Apple is set to debut a news subscription business at a March 25 media event, according to BuzzFeed News. But there's a hitch: A number of key publishers are balking at the terms Apple is offering, per the Wall Street Journal, objecting to Apple's reported take of almost half the revenue and limits on their access to customer data.

The big picture: The news industry is already reeling from the massive shift of ad dollars to the two digital advertising giants, Google and Facebook. Now it looks to publishers as if Apple wants a cut of their subscription cash, too.

Why it matters: For Apple, subscriptions to news, video and other content are a way to grow revenue in an era of slowing iPhone sales. News publishers, too, want new revenue opportunities, but are mindful of giving away the store to a tech company.

Flashback: Similar concerns were raised the last time Apple tried to offer subscriptions as part of Newsstand, an attempt to sell individual publications for reading on iPads and other iOS devices.

Details: Apple told publishers it plans to take roughly half of subscribers' fees and then split the other half among participating news outlets based on story views, according to the WSJ.

Between the lines: Several publishing executives said that a 50% revenue-share agreement was way too high. Most, though, said Apple was probably just starting negotiations high.

  • Even assuming Apple took a far lower cut, though, it's not clear the economics would be great for large publishers.
  • The New York Times, for example, gets $15 per month for a non-discounted digital subscription. WSJ fetches close to $40 a month.
  • It's not clear what Apple might charge, but it's hard to see it getting much more than that. Publishers would then face a high risk of losing existing customers to the service while likely collecting a much smaller amount from Apple.

Publishing execs also stressed their unwillingness to give up the business advantages of a direct relationship with customers.

  • Data: With Apple News, Apple will own audience data and insights, as well as transaction data, leaving publishers less able to market to customers, whether for subscriptions or other revenue streams, like events or commerce. 
  • Branding: On Apple News, publishers now give up a measure of design flexibility to fit Apple's formats and style, making it harder for them to stand out.
  • Deja vu: Many news execs feel they've been through this before with Facebook — first with Instant Articles, then with Facebook Live: trade data and monetization opportunities for a chance to expand audience; end up with little if any of those things.

Yes, but: So far, Apple News' free offering has helped some publishers attract new readers to their content, even if it's not yet a clear money-maker. And one way or another, bundled news subscriptions look inevitable.

What’s next: Apple has a little over a month to get publishers on board before the announcement.

Go deeper

European Super League faces collapse after English soccer teams quit

Fans of Chelsea Football Club protest the European Super League outside Stamford Bridge soccer stadium in London, England. Photo: Rob Pinney/Getty Images

The European Super League announced in a statement Tuesday night it's "proposing a new competition" and considering the next steps after all six English soccer clubs pulled out of the breakaway tournament.

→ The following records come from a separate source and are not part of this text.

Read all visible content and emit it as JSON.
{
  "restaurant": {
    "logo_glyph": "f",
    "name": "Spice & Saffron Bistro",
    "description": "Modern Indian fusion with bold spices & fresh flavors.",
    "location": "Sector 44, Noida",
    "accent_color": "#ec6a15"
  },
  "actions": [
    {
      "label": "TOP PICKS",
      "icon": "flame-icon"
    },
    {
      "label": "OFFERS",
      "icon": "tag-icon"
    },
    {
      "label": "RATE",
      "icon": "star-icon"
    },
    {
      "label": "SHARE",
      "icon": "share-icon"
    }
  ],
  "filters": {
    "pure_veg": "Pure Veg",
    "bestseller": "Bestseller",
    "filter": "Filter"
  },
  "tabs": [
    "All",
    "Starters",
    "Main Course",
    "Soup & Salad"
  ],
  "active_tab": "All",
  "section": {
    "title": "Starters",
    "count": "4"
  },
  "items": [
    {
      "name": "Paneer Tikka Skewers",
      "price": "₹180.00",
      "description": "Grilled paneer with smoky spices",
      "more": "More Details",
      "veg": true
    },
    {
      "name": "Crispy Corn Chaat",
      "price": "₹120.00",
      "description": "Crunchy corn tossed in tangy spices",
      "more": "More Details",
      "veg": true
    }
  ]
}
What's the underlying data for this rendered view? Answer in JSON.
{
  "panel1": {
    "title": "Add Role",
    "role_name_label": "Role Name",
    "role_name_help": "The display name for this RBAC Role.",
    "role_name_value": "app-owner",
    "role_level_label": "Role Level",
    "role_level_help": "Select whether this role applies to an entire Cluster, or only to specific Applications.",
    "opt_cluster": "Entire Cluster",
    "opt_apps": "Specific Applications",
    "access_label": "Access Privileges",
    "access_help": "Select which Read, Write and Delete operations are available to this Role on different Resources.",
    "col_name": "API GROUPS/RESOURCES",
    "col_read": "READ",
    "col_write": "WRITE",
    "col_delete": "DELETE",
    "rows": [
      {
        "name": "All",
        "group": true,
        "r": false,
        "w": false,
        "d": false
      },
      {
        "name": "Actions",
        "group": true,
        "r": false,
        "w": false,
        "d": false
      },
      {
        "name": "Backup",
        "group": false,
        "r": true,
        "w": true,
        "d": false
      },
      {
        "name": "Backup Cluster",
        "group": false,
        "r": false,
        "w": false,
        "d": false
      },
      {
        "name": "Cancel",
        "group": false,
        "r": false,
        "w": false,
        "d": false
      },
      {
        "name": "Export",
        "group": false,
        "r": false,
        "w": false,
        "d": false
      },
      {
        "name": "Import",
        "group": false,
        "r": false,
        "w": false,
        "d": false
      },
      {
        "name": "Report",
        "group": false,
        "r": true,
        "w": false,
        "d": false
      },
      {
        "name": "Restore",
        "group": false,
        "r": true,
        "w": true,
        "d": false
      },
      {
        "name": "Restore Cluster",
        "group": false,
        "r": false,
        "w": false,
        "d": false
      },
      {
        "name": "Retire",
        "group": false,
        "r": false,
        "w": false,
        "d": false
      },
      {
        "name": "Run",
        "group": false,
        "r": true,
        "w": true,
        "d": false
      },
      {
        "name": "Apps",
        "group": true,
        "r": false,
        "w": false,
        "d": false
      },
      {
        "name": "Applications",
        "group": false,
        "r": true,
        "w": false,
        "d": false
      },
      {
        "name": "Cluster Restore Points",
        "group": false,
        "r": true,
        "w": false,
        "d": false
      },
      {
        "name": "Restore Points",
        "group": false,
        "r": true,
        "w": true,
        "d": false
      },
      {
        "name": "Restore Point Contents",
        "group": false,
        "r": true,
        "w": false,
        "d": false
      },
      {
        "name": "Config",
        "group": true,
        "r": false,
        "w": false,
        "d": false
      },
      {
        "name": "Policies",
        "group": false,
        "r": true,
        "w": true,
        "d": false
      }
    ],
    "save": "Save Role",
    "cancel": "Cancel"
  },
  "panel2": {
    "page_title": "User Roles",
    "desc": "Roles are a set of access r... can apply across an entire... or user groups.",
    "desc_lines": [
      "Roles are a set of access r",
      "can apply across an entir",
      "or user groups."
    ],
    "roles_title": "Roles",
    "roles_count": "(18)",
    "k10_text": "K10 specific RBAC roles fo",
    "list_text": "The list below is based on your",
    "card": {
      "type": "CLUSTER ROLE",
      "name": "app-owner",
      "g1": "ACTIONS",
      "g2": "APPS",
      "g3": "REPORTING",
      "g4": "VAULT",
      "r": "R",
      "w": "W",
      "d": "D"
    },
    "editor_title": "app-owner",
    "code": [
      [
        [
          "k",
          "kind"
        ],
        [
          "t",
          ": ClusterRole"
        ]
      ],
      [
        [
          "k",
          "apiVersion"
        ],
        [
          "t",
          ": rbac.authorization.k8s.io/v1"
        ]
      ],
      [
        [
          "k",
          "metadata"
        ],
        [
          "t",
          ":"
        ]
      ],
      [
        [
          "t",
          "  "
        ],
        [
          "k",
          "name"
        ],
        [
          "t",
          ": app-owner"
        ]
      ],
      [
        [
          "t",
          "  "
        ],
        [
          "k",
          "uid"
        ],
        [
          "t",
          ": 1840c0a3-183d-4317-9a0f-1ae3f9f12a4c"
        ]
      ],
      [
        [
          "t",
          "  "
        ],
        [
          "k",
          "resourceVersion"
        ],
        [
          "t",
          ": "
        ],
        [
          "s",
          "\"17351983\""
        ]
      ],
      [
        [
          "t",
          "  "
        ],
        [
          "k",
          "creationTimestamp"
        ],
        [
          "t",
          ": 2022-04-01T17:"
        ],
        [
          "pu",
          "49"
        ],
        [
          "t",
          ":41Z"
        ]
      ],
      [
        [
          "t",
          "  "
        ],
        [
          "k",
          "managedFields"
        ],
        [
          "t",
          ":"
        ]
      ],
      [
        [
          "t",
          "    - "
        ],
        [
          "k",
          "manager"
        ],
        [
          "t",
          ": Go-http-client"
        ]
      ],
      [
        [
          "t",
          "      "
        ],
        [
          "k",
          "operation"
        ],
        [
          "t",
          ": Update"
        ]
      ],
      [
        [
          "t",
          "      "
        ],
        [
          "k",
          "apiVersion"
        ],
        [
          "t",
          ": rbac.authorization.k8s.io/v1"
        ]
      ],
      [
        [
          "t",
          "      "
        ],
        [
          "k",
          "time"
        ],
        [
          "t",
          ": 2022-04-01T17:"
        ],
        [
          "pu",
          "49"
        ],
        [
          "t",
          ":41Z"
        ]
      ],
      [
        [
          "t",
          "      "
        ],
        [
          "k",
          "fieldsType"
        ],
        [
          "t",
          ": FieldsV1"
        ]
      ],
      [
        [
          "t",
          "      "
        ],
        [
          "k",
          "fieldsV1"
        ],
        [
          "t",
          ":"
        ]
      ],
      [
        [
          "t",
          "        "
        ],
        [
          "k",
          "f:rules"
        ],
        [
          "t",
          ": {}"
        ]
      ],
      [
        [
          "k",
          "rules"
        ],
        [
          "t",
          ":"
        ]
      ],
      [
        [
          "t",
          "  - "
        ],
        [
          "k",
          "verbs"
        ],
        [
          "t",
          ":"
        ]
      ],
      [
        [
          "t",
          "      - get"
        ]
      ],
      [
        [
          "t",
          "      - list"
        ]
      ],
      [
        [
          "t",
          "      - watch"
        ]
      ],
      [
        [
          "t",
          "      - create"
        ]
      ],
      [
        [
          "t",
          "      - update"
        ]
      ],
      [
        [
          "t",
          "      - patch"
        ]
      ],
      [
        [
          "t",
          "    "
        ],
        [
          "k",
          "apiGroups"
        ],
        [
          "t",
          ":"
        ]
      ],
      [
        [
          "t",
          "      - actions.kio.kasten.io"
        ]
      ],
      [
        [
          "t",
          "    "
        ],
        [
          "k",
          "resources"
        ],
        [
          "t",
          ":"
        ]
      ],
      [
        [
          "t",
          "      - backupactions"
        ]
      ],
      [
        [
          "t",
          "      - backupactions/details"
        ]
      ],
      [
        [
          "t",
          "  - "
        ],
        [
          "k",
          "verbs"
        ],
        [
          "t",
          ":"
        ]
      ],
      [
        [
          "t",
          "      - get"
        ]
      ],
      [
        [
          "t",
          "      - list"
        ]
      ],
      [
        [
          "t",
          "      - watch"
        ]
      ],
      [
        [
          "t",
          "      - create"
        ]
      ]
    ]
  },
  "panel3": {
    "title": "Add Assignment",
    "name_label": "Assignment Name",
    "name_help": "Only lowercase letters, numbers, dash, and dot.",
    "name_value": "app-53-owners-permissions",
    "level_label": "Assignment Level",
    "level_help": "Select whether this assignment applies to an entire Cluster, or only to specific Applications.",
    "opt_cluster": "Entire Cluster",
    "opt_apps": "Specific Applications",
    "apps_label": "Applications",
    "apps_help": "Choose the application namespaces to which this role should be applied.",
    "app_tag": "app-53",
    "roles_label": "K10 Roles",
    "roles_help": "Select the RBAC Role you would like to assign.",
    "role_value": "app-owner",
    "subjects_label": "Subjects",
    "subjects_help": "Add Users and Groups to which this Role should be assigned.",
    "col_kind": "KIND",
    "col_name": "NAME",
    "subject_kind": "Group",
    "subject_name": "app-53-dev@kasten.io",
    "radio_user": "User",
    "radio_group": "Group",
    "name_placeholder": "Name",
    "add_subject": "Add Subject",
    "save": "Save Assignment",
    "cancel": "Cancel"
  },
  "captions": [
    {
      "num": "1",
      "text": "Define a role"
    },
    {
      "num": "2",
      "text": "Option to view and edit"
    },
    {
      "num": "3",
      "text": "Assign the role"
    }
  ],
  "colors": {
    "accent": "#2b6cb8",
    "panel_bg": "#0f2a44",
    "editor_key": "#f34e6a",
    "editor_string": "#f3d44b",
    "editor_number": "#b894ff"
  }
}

Why it matters: The announcement that 12 of the richest clubs in England, Spain and Italy would start a new league was met with backlash from fans, soccer stars and politicians. The British government had threatened to pass legislation to stop it from going ahead.

Corporate America finds downside to politics

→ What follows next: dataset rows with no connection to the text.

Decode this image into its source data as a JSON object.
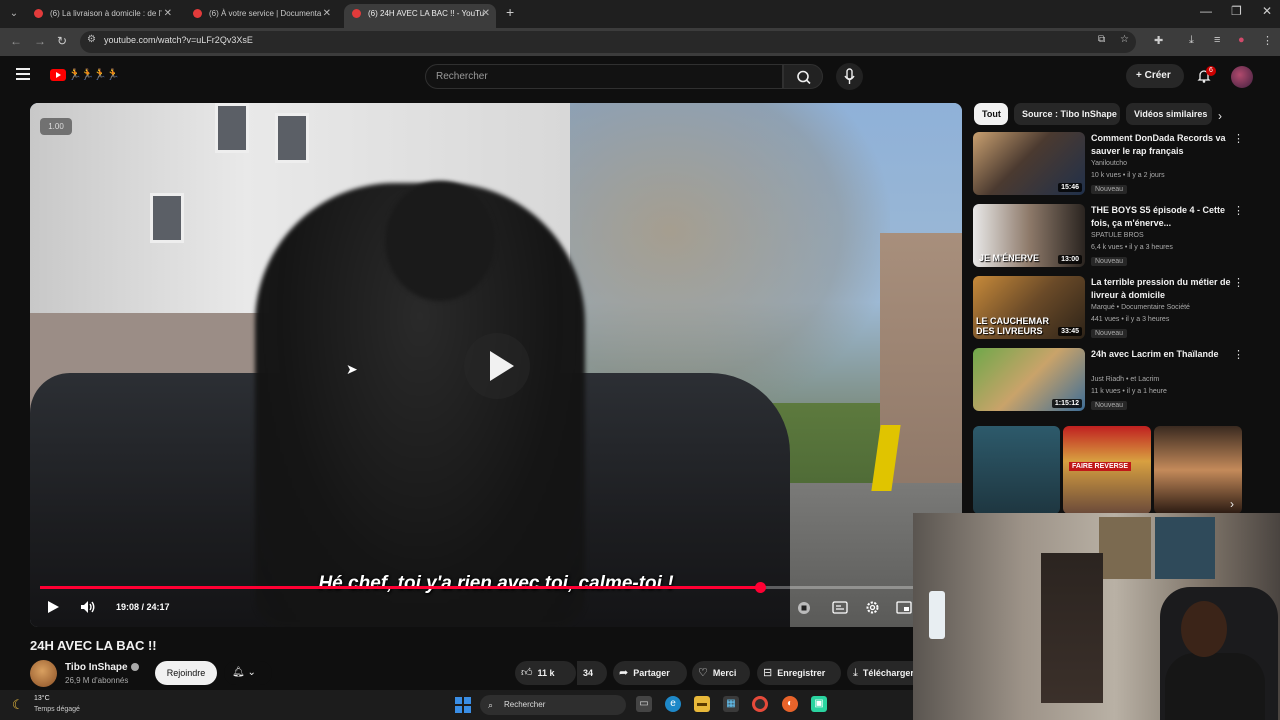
{
  "browser": {
    "tabs": [
      {
        "label": "(6) La livraison à domicile : de l'",
        "active": false
      },
      {
        "label": "(6) À votre service | Documenta",
        "active": false
      },
      {
        "label": "(6) 24H AVEC LA BAC !! - YouTu",
        "active": true
      }
    ],
    "url": "youtube.com/watch?v=uLFr2Qv3XsE"
  },
  "header": {
    "search_placeholder": "Rechercher",
    "create_label": "Créer",
    "notification_count": "6",
    "logo_doodle": "🏃🏃🏃🏃"
  },
  "player": {
    "speed_badge": "1.00",
    "subtitle": "Hé chef, toi y'a rien avec toi, calme-toi !",
    "time": "19:08 / 24:17",
    "progress": 0.79
  },
  "video": {
    "title": "24H AVEC LA BAC !!",
    "channel": "Tibo InShape",
    "subscribers": "26,9 M d'abonnés",
    "join_label": "Rejoindre",
    "likes": "11 k",
    "comments": "34",
    "share_label": "Partager",
    "thanks_label": "Merci",
    "save_label": "Enregistrer",
    "download_label": "Télécharger"
  },
  "sidebar": {
    "chips": [
      "Tout",
      "Source : Tibo InShape",
      "Vidéos similaires"
    ],
    "recommendations": [
      {
        "title": "Comment DonDada Records va sauver le rap français",
        "channel": "Yaniloutcho",
        "meta": "10 k vues • il y a 2 jours",
        "duration": "15:46",
        "badge": "Nouveau"
      },
      {
        "title": "THE BOYS S5 épisode 4 - Cette fois, ça m'énerve...",
        "channel": "SPATULE BROS",
        "meta": "6,4 k vues • il y a 3 heures",
        "duration": "13:00",
        "badge": "Nouveau"
      },
      {
        "title": "La terrible pression du métier de livreur à domicile",
        "channel": "Marqué • Documentaire Société",
        "meta": "441 vues • il y a 3 heures",
        "duration": "33:45",
        "badge": "Nouveau"
      },
      {
        "title": "24h avec Lacrim en Thaïlande",
        "channel": "Just Riadh • et Lacrim",
        "meta": "11 k vues • il y a 1 heure",
        "duration": "1:15:12",
        "badge": "Nouveau"
      }
    ],
    "thumb_texts": [
      "JE M'ÉNERVE",
      "LE CAUCHEMAR DES LIVREURS",
      "FAIRE REVERSE"
    ]
  },
  "taskbar": {
    "temperature": "13°C",
    "weather": "Temps dégagé",
    "search_label": "Rechercher"
  },
  "colors": {
    "accent": "#ff0033",
    "background": "#0f0f0f",
    "chip_active": "#f1f1f1"
  }
}
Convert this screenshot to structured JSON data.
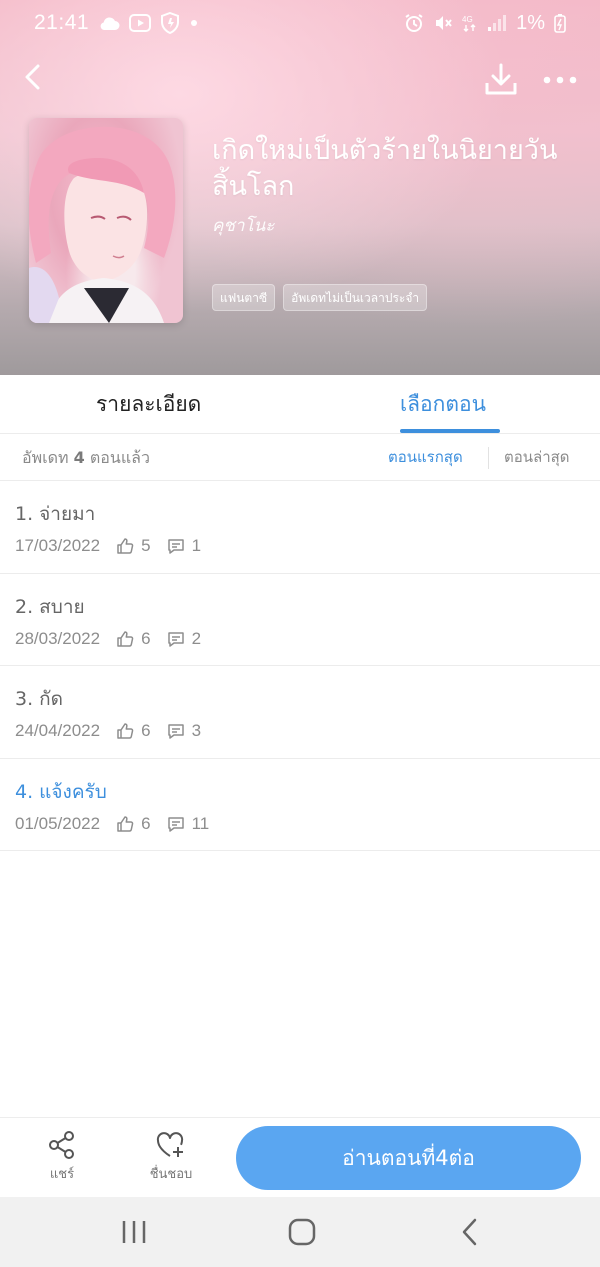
{
  "status_bar": {
    "time": "21:41",
    "battery": "1%",
    "left_icons": [
      "cloud-icon",
      "youtube-icon",
      "shield-icon",
      "dot-icon"
    ],
    "right_icons": [
      "alarm-icon",
      "mute-icon",
      "4g-icon",
      "signal-icon",
      "battery-icon"
    ]
  },
  "header": {
    "back_icon": "chevron-left-icon",
    "download_icon": "download-icon",
    "more_icon": "more-dots-icon"
  },
  "book": {
    "title": "เกิดใหม่เป็นตัวร้ายในนิยายวันสิ้นโลก",
    "author": "คุชาโนะ",
    "tags": [
      "แฟนตาซี",
      "อัพเดทไม่เป็นเวลาประจำ"
    ]
  },
  "tabs": {
    "details": "รายละเอียด",
    "chapters": "เลือกตอน",
    "active": "chapters"
  },
  "list_header": {
    "update_prefix": "อัพเดท",
    "update_count": "4",
    "update_suffix": "ตอนแล้ว",
    "sort_first": "ตอนแรกสุด",
    "sort_latest": "ตอนล่าสุด"
  },
  "chapters": [
    {
      "title": "1. จ่ายมา",
      "date": "17/03/2022",
      "likes": "5",
      "comments": "1",
      "current": false
    },
    {
      "title": "2. สบาย",
      "date": "28/03/2022",
      "likes": "6",
      "comments": "2",
      "current": false
    },
    {
      "title": "3. กัด",
      "date": "24/04/2022",
      "likes": "6",
      "comments": "3",
      "current": false
    },
    {
      "title": "4. แจ้งครับ",
      "date": "01/05/2022",
      "likes": "6",
      "comments": "11",
      "current": true
    }
  ],
  "actions": {
    "share_label": "แชร์",
    "like_label": "ชื่นชอบ",
    "read_button": "อ่านตอนที่4ต่อ"
  },
  "colors": {
    "accent": "#3d8fdd",
    "button": "#5aa6f1",
    "hero_pink": "#f2b6c4"
  }
}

Illustration: Annelise Capossela/Axios

Corporate America is finding it can get messy when it steps into politics.

Why it matters: Urged on by shareholders, employees and its own company creeds, Big Business is taking increasing stands on controversial political issues during recent months — and now it's beginning to see the fallout.

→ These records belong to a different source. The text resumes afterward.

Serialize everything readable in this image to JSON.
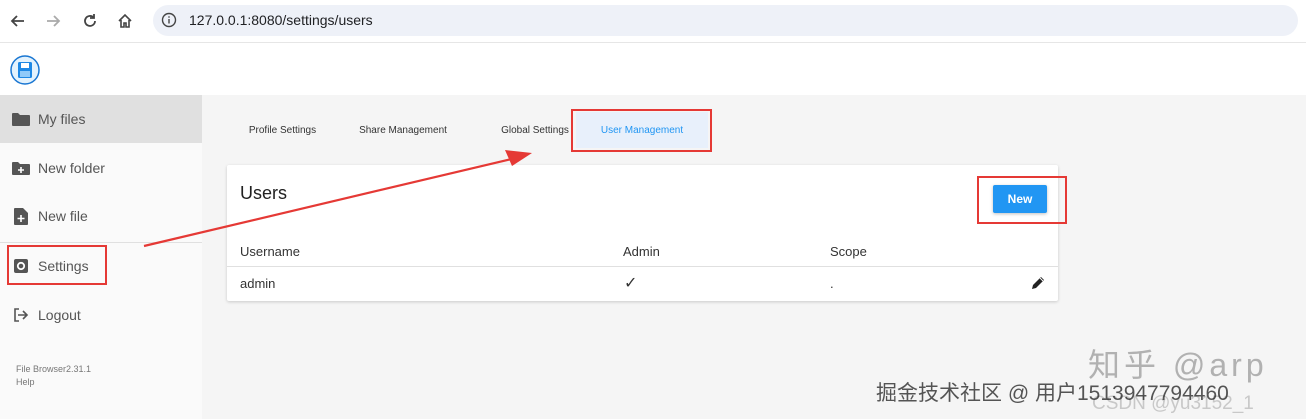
{
  "browser": {
    "url": "127.0.0.1:8080/settings/users"
  },
  "sidebar": {
    "items": [
      {
        "label": "My files",
        "icon": "folder-icon"
      },
      {
        "label": "New folder",
        "icon": "folder-plus-icon"
      },
      {
        "label": "New file",
        "icon": "file-plus-icon"
      },
      {
        "label": "Settings",
        "icon": "gear-icon"
      },
      {
        "label": "Logout",
        "icon": "logout-icon"
      }
    ],
    "footer": {
      "version": "File Browser2.31.1",
      "help": "Help"
    }
  },
  "tabs": [
    {
      "label": "Profile Settings"
    },
    {
      "label": "Share Management"
    },
    {
      "label": "Global Settings"
    },
    {
      "label": "User Management"
    }
  ],
  "users_card": {
    "title": "Users",
    "new_label": "New",
    "columns": [
      "Username",
      "Admin",
      "Scope"
    ],
    "rows": [
      {
        "username": "admin",
        "admin": "✓",
        "scope": "."
      }
    ]
  },
  "watermarks": {
    "zhihu": "知乎 @arp",
    "juejin": "掘金技术社区 @ 用户1513947794460",
    "csdn": "CSDN @yu3152_1"
  },
  "colors": {
    "accent": "#2196f3",
    "annotation": "#e53935"
  }
}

Church groups say they can help the government more at border

A mural inside of Casa del Refugiado in El Paso, Texas. Photo: Stef Kight/Axios

Despite the separation between church and state, the federal government depends upon religious shelters to help it cope with migration at the U.S.-Mexico border.

Why it matters: The network supports the U.S. in times of crisis, but now some shelter leaders are complaining about expelling families to Mexico when they have capacity — and feel a higher calling — to accommodate them.